A window air conditioner also called an evaporative cooler, is the easiest AC unit to operate. It employs the same concepts like other kind of air conditioner, namely, evaporation. However, it utilizes refrigeration properties to eliminate humidity and excess heat from space while regulating the amount of outside air entering the space. It is usually installed in the attic or basement of a building.

The window air conditioner has two main parts: the front panel and the back panel. The front panel (also known as the evaporator) contains the refrigerant gas, the compressor, and the condenser. The compressor is located on the front side of the air conditioner, while the condenser is at the backside. A series of tubing or wires connect the compressor and condenser. The evaporator is located on top of the indoor evaporator and houses the electrical connections.

Window air conditioner is designed to maintain a specific indoor temperature. It achieves this by removing heat and humidity from the surrounding air. As soon as the desired indoor temperature is achieved, the fan kicks on and brings the indoor temperature closer to the one set by the control switch. When the desired indoor temperature is again achieved, the fan shuts off, and the process begins all over again. This continual cycle keeps the window air conditioner working to cool a space.

window-air-conditionerSingle unit operation is the most common type used in single room air conditioning systems. A central air conditioning system can provide better temperature control in a smaller area than a window air conditioner can. However, if the room to be cooled is too small to accommodate a single unit air conditioning unit, a two or three-unit cooling system may be used. These systems can also cool multiple rooms at once if multiple units are installed on the same premises.

Portable air conditioners, sometimes called RVs, are more expensive to run and maintain than window air conditioners. However, they are designed to be used in places where AC systems are not available. In these cases, an RV is a good investment for people who want the convenience of an air conditioner but do not need it constantly. They can spend their days driving and relaxing in their RV, and when the weather in the area is less than perfect, simply turn on their portable coolers and enjoy the warmth that comes with outdoor air temperature.

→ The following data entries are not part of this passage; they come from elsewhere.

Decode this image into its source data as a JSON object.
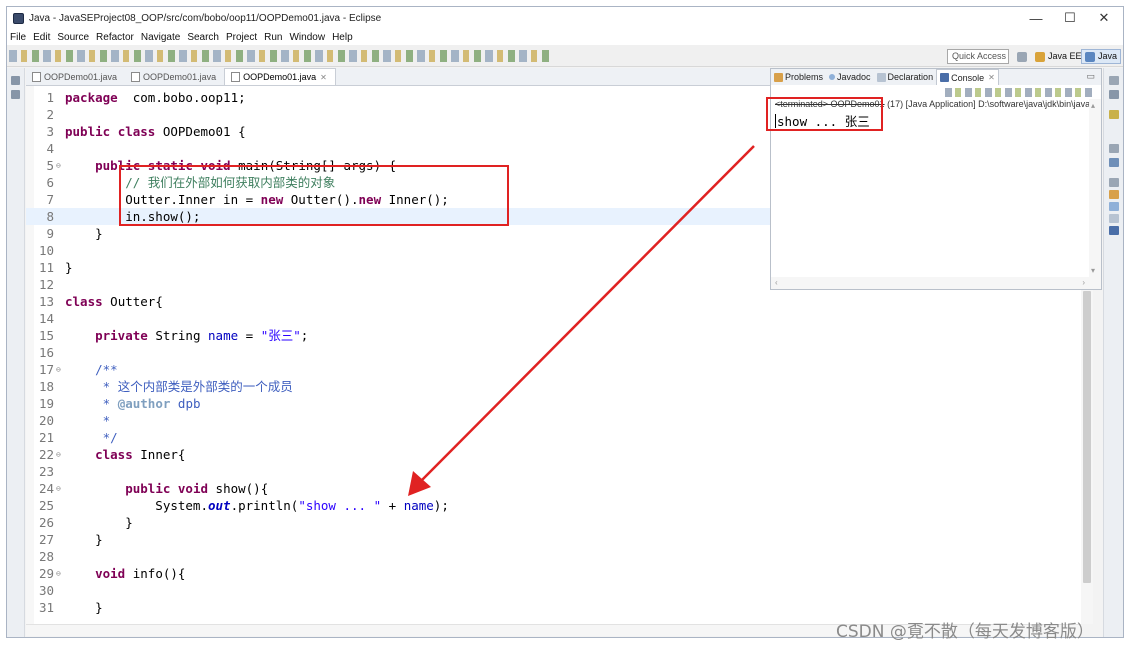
{
  "window": {
    "title": "Java - JavaSEProject08_OOP/src/com/bobo/oop11/OOPDemo01.java - Eclipse",
    "controls": {
      "minimize": "—",
      "maximize": "☐",
      "close": "✕"
    }
  },
  "menu": [
    "File",
    "Edit",
    "Source",
    "Refactor",
    "Navigate",
    "Search",
    "Project",
    "Run",
    "Window",
    "Help"
  ],
  "toolbar": {
    "quick_access": "Quick Access",
    "perspectives": [
      "Java EE",
      "Java"
    ]
  },
  "editor": {
    "tabs": [
      {
        "label": "OOPDemo01.java",
        "active": false
      },
      {
        "label": "OOPDemo01.java",
        "active": false
      },
      {
        "label": "OOPDemo01.java",
        "active": true,
        "close": "✕"
      }
    ],
    "current_line": 8,
    "lines": [
      {
        "n": "1",
        "tokens": [
          [
            "kw",
            "package"
          ],
          [
            "",
            "  com.bobo.oop11;"
          ]
        ]
      },
      {
        "n": "2",
        "tokens": []
      },
      {
        "n": "3",
        "tokens": [
          [
            "kw",
            "public"
          ],
          [
            "",
            " "
          ],
          [
            "kw",
            "class"
          ],
          [
            "",
            " OOPDemo01 {"
          ]
        ]
      },
      {
        "n": "4",
        "tokens": []
      },
      {
        "n": "5",
        "fold": "⊖",
        "tokens": [
          [
            "",
            "    "
          ],
          [
            "kw",
            "public"
          ],
          [
            "",
            " "
          ],
          [
            "kw",
            "static"
          ],
          [
            "",
            " "
          ],
          [
            "kw",
            "void"
          ],
          [
            "",
            " main(String[] args) {"
          ]
        ]
      },
      {
        "n": "6",
        "tokens": [
          [
            "",
            "        "
          ],
          [
            "cm",
            "// 我们在外部如何获取内部类的对象"
          ]
        ]
      },
      {
        "n": "7",
        "tokens": [
          [
            "",
            "        Outter.Inner in = "
          ],
          [
            "kw",
            "new"
          ],
          [
            "",
            " Outter()."
          ],
          [
            "kw",
            "new"
          ],
          [
            "",
            " Inner();"
          ]
        ]
      },
      {
        "n": "8",
        "tokens": [
          [
            "",
            "        in.show();"
          ]
        ]
      },
      {
        "n": "9",
        "tokens": [
          [
            "",
            "    }"
          ]
        ]
      },
      {
        "n": "10",
        "tokens": []
      },
      {
        "n": "11",
        "tokens": [
          [
            "",
            "}"
          ]
        ]
      },
      {
        "n": "12",
        "tokens": []
      },
      {
        "n": "13",
        "tokens": [
          [
            "kw",
            "class"
          ],
          [
            "",
            " Outter{"
          ]
        ]
      },
      {
        "n": "14",
        "tokens": []
      },
      {
        "n": "15",
        "tokens": [
          [
            "",
            "    "
          ],
          [
            "kw",
            "private"
          ],
          [
            "",
            " String "
          ],
          [
            "fld",
            "name"
          ],
          [
            "",
            " = "
          ],
          [
            "str",
            "\"张三\""
          ],
          [
            "",
            ";"
          ]
        ]
      },
      {
        "n": "16",
        "tokens": []
      },
      {
        "n": "17",
        "fold": "⊖",
        "tokens": [
          [
            "",
            "    "
          ],
          [
            "jd",
            "/**"
          ]
        ]
      },
      {
        "n": "18",
        "tokens": [
          [
            "",
            "     "
          ],
          [
            "jd",
            "* 这个内部类是外部类的一个成员"
          ]
        ]
      },
      {
        "n": "19",
        "tokens": [
          [
            "",
            "     "
          ],
          [
            "jd",
            "* "
          ],
          [
            "tag",
            "@author"
          ],
          [
            "jd",
            " dpb"
          ]
        ]
      },
      {
        "n": "20",
        "tokens": [
          [
            "",
            "     "
          ],
          [
            "jd",
            "*"
          ]
        ]
      },
      {
        "n": "21",
        "tokens": [
          [
            "",
            "     "
          ],
          [
            "jd",
            "*/"
          ]
        ]
      },
      {
        "n": "22",
        "fold": "⊖",
        "tokens": [
          [
            "",
            "    "
          ],
          [
            "kw",
            "class"
          ],
          [
            "",
            " Inner{"
          ]
        ]
      },
      {
        "n": "23",
        "tokens": []
      },
      {
        "n": "24",
        "fold": "⊖",
        "tokens": [
          [
            "",
            "        "
          ],
          [
            "kw",
            "public"
          ],
          [
            "",
            " "
          ],
          [
            "kw",
            "void"
          ],
          [
            "",
            " show(){"
          ]
        ]
      },
      {
        "n": "25",
        "tokens": [
          [
            "",
            "            System."
          ],
          [
            "stf",
            "out"
          ],
          [
            "",
            ".println("
          ],
          [
            "str",
            "\"show ... \""
          ],
          [
            "",
            " + "
          ],
          [
            "fld",
            "name"
          ],
          [
            "",
            ");"
          ]
        ]
      },
      {
        "n": "26",
        "tokens": [
          [
            "",
            "        }"
          ]
        ]
      },
      {
        "n": "27",
        "tokens": [
          [
            "",
            "    }"
          ]
        ]
      },
      {
        "n": "28",
        "tokens": []
      },
      {
        "n": "29",
        "fold": "⊖",
        "tokens": [
          [
            "",
            "    "
          ],
          [
            "kw",
            "void"
          ],
          [
            "",
            " info(){"
          ]
        ]
      },
      {
        "n": "30",
        "tokens": []
      },
      {
        "n": "31",
        "tokens": [
          [
            "",
            "    }"
          ]
        ]
      }
    ]
  },
  "console": {
    "tabs": [
      "Problems",
      "Javadoc",
      "Declaration",
      "Console"
    ],
    "active_tab": "Console",
    "status_prefix": "<terminated> OOPDemo01",
    "status_rest": " (17) [Java Application] D:\\software\\java\\jdk\\bin\\javaw",
    "output": "show ... 张三"
  },
  "watermark": "CSDN @覔不散（每天发博客版）",
  "colors": {
    "annotation_red": "#e02222",
    "keyword": "#7f0055",
    "string": "#2a00ff",
    "comment": "#3f7f5f",
    "javadoc": "#3f5fbf",
    "current_line": "#e8f2fe"
  }
}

While more expensive to purchase, a Window air conditioner is much more energy-efficient than its portable counterpart. The window unit needs a bigger space to house the compressor and condenser, and these units have a smaller life span. Portable air conditioning units are effortless to use and maintain. In addition, window air conditioners need to be professionally installed, and their life expectancy is typically three to five years. Portable window units are great for temporary camping trips or beach trips where electricity may not be available. Most portable camping units are adequately equipped to meet the needs of the individual.